“Having affordable and healthy grocery options throughout the community with a focus on the north side, one of the most underserved areas, is needed,” said Mayor Sheldon Neeley. “The North Flint Food Market in the Pierson Road Corridor will be a welcomed lighthouse of hope for healthier food resources for Flint families.”
In addition to the 836 member owners, the project has received significant local community contributions and financial support from a number of organizations, including the Ruth Mott Foundation, Community Foundation of Greater Flint, CS Mott Foundation, and Healthy Food Financing Initiative.
“The North Flint Food Market Co-Op is a community-driven effort that expands access to affordable, healthy food that mitigates the effects of lead exposure for Flint families,” said Isaiah M. Oliver, president and CEO of the Community Foundation of Greater Flint. “The goals of the Food Co-Op align with the grant making strategy of the Flint Kids Fund and we are pleased to support this project with a $500,000 grant that fills a gap in north Flint’s food desert.”
“Access to affordable, fresh, healthy food is a priority for residents of north Flint,” said Ruth Mott Foundation President Raquel Thueme. “We’re proud to be part of a diverse coalition supporting this resident-owned and -driven enterprise to strengthen the local economy and lay the groundwork for longer-term health and economic development benefits in north Flint.”

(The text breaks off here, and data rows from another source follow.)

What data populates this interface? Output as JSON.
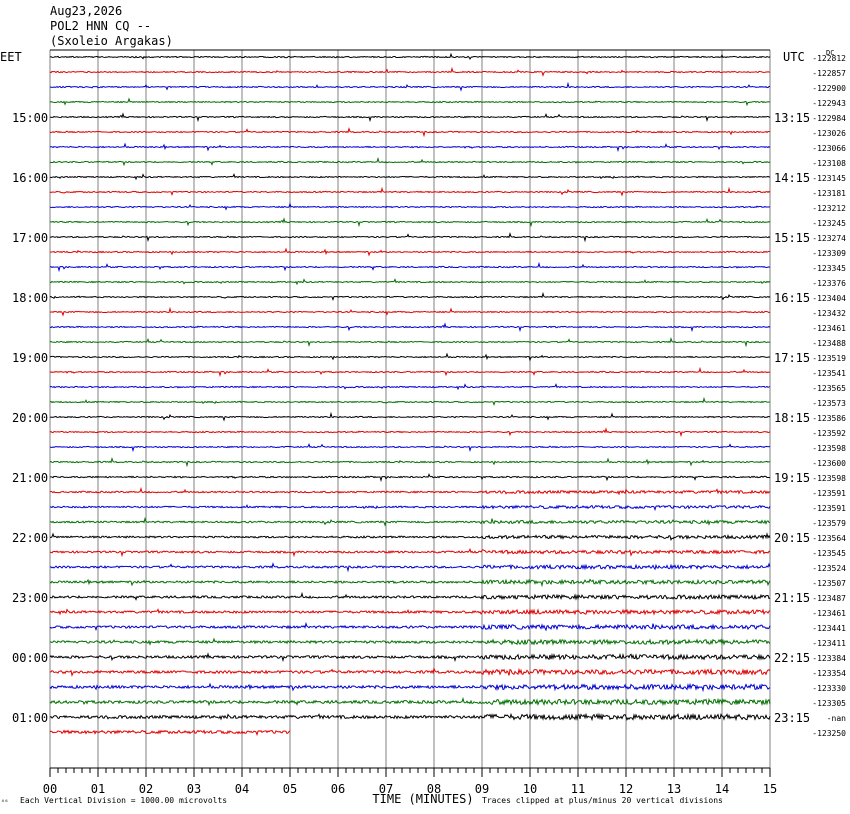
{
  "header": {
    "date": "Aug23,2026",
    "station": "POL2 HNN CQ --",
    "location": "(Sxoleio Argakas)"
  },
  "footer": {
    "marker": "⁴⁶",
    "scale_note": "Each Vertical Division = 1000.00 microvolts",
    "clip_note": "Traces clipped at plus/minus 20 vertical divisions"
  },
  "colors": {
    "trace_cycle": [
      "#000000",
      "#e00000",
      "#0000d0",
      "#007000"
    ],
    "grid": "#808080"
  },
  "chart_data": {
    "type": "line",
    "title": "",
    "xlabel": "TIME (MINUTES)",
    "left_tz": "EET",
    "right_tz": "UTC",
    "dc_label": "DC",
    "xlim": [
      0,
      15
    ],
    "x_ticks": [
      "00",
      "01",
      "02",
      "03",
      "04",
      "05",
      "06",
      "07",
      "08",
      "09",
      "10",
      "11",
      "12",
      "13",
      "14",
      "15"
    ],
    "grid": true,
    "left_hour_labels": [
      "15:00",
      "16:00",
      "17:00",
      "18:00",
      "19:00",
      "20:00",
      "21:00",
      "22:00",
      "23:00",
      "00:00",
      "01:00"
    ],
    "right_hour_labels": [
      "13:15",
      "14:15",
      "15:15",
      "16:15",
      "17:15",
      "18:15",
      "19:15",
      "20:15",
      "21:15",
      "22:15",
      "23:15"
    ],
    "dc_offsets": [
      "-122812",
      "-122857",
      "-122900",
      "-122943",
      "-122984",
      "-123026",
      "-123066",
      "-123108",
      "-123145",
      "-123181",
      "-123212",
      "-123245",
      "-123274",
      "-123309",
      "-123345",
      "-123376",
      "-123404",
      "-123432",
      "-123461",
      "-123488",
      "-123519",
      "-123541",
      "-123565",
      "-123573",
      "-123586",
      "-123592",
      "-123598",
      "-123600",
      "-123598",
      "-123591",
      "-123591",
      "-123579",
      "-123564",
      "-123545",
      "-123524",
      "-123507",
      "-123487",
      "-123461",
      "-123441",
      "-123411",
      "-123384",
      "-123354",
      "-123330",
      "-123305",
      "-nan",
      "-123250"
    ],
    "series_count": 46,
    "last_trace_end_minute": 5
  }
}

The developer of the project is the North Flint Reinvestment Corporation (NFRC), a nonprofit led by Dr. Reginald Flynn, that started working on this project in 2016, on the heels of the Flint water crisis and the closure of a grocery store in the neighborhood in 2014. NFRC has received broad support of investment partners in the public, non-profit and private sectors in bringing this project to fruition. The work has been informed by a report commissioned by the Flint and Genesee Chamber of Commerce (now the Flint & Genesee Group), with the support of MSF funding, to study the best method to improve access to full-service grocery stores on the north end of Flint. Retail market and grocery store industry expert, Streetsense, determined that in Flint’s north end there was market demand significant enough to create two new smaller-scale grocery stores, while upgrading and sustaining existing solvent grocery stores operating in the north Flint market.

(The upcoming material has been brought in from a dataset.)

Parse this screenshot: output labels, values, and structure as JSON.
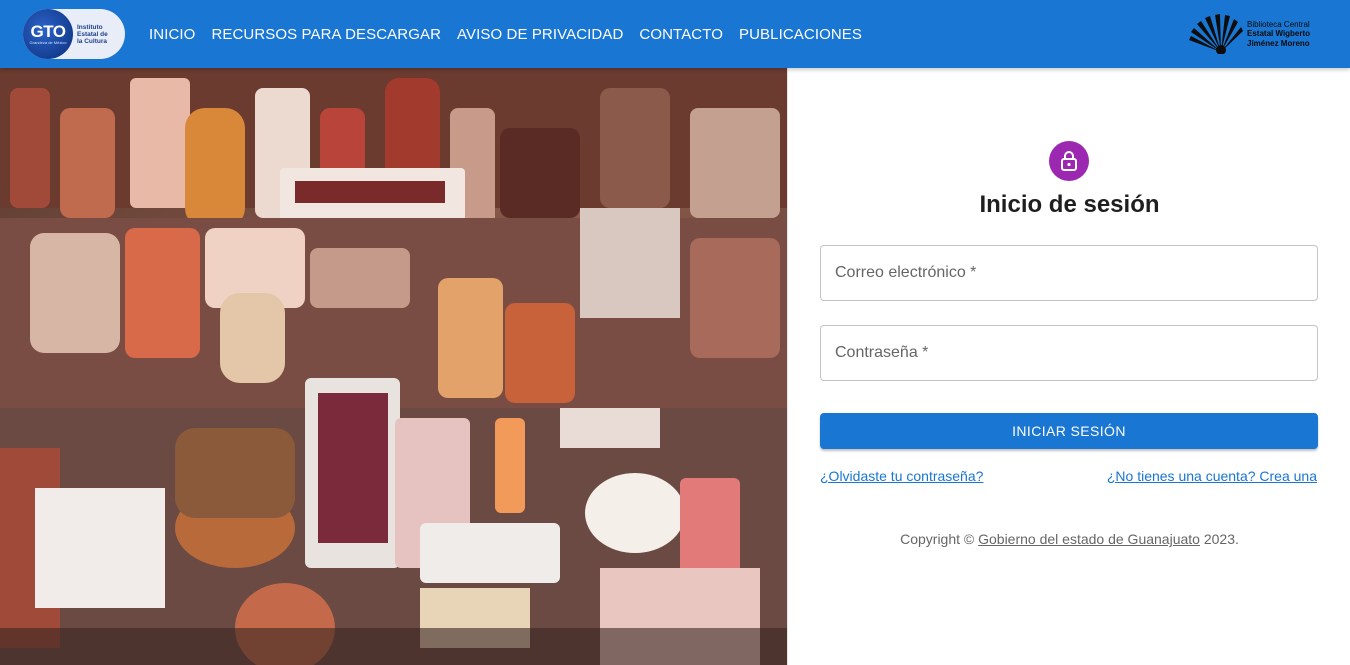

“This project is a direct response to the Flint water crisis and the subsequent departure of major grocery retailers in the Pierson Road corridor. The store closures adversely impacted low-income, African-American families in north Flint. The USDA has designated this corridor a food desert. However, this area more aptly is experiencing food apartheid with minimal access to healthy, affordable food,” Flynn said. “These are concrete reasons why North Flint Reinvestment mobilized residents, city, state and federal agencies, the philanthropic community, local corporations and micro-businesses, and the faith community to finance the North Flint Food Market. I am particularly thankful to MEDC and our other funding partners for investing much-needed resources in an area that has historically experienced disinvestment. We are confident this will lead to further development in the corridor.”
“We are excited to see this co-op grocery store finally come to life so that we can ensure residents of North Flint have access to fresh and healthy foods,” said Geri Clark, President of the North Flint Neighborhood Action Council (NFNAC). “With community members as owners of the grocery store, we can assure that dollars spent in our community will stay here in our community.”
“The North Flint Food Market will serve an important role in expanding access to fresh, healthy foods in the north Flint community,” said Tim Herman, CEO of Flint & Genesee Group. “Pastor Flynn stayed focused on his vision and brought many partners together to make this much-needed grocery store a reality. We were glad to support him in this effort and wish him much success.”